[Page and application data records]

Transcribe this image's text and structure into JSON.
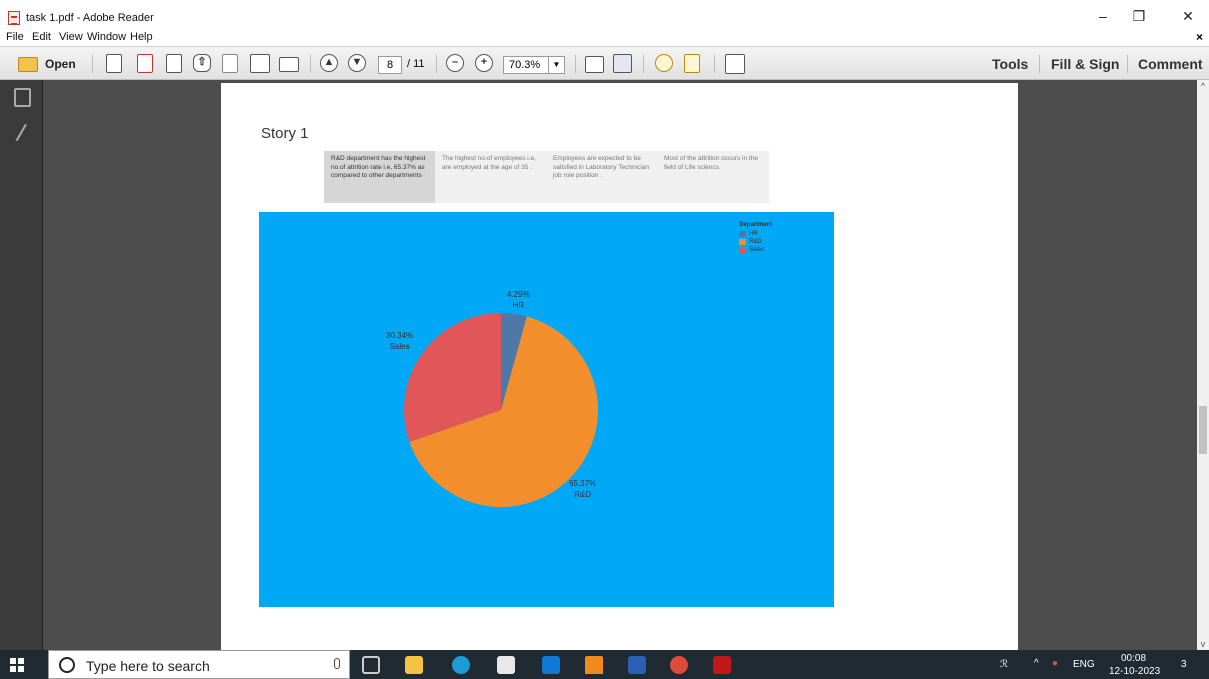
{
  "window": {
    "title": "task 1.pdf - Adobe Reader",
    "controls": {
      "minimize": "–",
      "restore": "❐",
      "close": "✕"
    }
  },
  "menu": {
    "items": [
      "File",
      "Edit",
      "View",
      "Window",
      "Help"
    ],
    "close": "×"
  },
  "toolbar": {
    "open_label": "Open",
    "page_current": "8",
    "page_total": "/ 11",
    "zoom": "70.3%",
    "right_tools": [
      "Tools",
      "Fill & Sign",
      "Comment"
    ]
  },
  "document": {
    "story_title": "Story 1",
    "captions": [
      "R&D department has the highest no.of attrition rate i.e, 65.37% as compared to other departments",
      "The highest no.of employees i.e, are employed at the age of 35 .",
      "Employees are expected to be satisfied in Laboratory Technician job role position .",
      "Most of the attrition occurs in the field of Life sciencs."
    ]
  },
  "chart_data": {
    "type": "pie",
    "background": "#00a8f5",
    "legend_title": "Department",
    "legend_position": "top-right",
    "slices": [
      {
        "name": "HR",
        "value": 4.29,
        "label": "4.29%",
        "color": "#4e79a7"
      },
      {
        "name": "R&D",
        "value": 65.37,
        "label": "65.37%",
        "color": "#f28e2b"
      },
      {
        "name": "Sales",
        "value": 30.34,
        "label": "30.34%",
        "color": "#e15759"
      }
    ]
  },
  "taskbar": {
    "search_placeholder": "Type here to search",
    "tray": {
      "lang": "ENG",
      "time": "00:08",
      "date": "12-10-2023",
      "notifications": "3"
    }
  },
  "colors": {
    "taskbar_bg": "#1f2a33",
    "doc_bg": "#4d4d4d",
    "nav_bg": "#3b3b3b"
  }
}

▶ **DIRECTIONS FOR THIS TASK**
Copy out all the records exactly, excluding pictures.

▶ **RESULT FOR THIS EXERCISE**
Transcribe this image's text and structure into JSON.
{
  "window": {
    "title": "task 1.pdf - Adobe Reader",
    "controls": {
      "minimize": "–",
      "restore": "❐",
      "close": "✕"
    }
  },
  "menu": {
    "items": [
      "File",
      "Edit",
      "View",
      "Window",
      "Help"
    ],
    "close": "×"
  },
  "toolbar": {
    "open_label": "Open",
    "page_current": "8",
    "page_total": "/ 11",
    "zoom": "70.3%",
    "right_tools": [
      "Tools",
      "Fill & Sign",
      "Comment"
    ]
  },
  "document": {
    "story_title": "Story 1",
    "captions": [
      "R&D department has the highest no.of attrition rate i.e, 65.37% as compared to other departments",
      "The highest no.of employees i.e, are employed at the age of 35 .",
      "Employees are expected to be satisfied in Laboratory Technician job role position .",
      "Most of the attrition occurs in the field of Life sciencs."
    ]
  },
  "chart_data": {
    "type": "pie",
    "background": "#00a8f5",
    "legend_title": "Department",
    "legend_position": "top-right",
    "slices": [
      {
        "name": "HR",
        "value": 4.29,
        "label": "4.29%",
        "color": "#4e79a7"
      },
      {
        "name": "R&D",
        "value": 65.37,
        "label": "65.37%",
        "color": "#f28e2b"
      },
      {
        "name": "Sales",
        "value": 30.34,
        "label": "30.34%",
        "color": "#e15759"
      }
    ]
  },
  "taskbar": {
    "search_placeholder": "Type here to search",
    "tray": {
      "lang": "ENG",
      "time": "00:08",
      "date": "12-10-2023",
      "notifications": "3"
    }
  },
  "colors": {
    "taskbar_bg": "#1f2a33",
    "doc_bg": "#4d4d4d",
    "nav_bg": "#3b3b3b"
  }
}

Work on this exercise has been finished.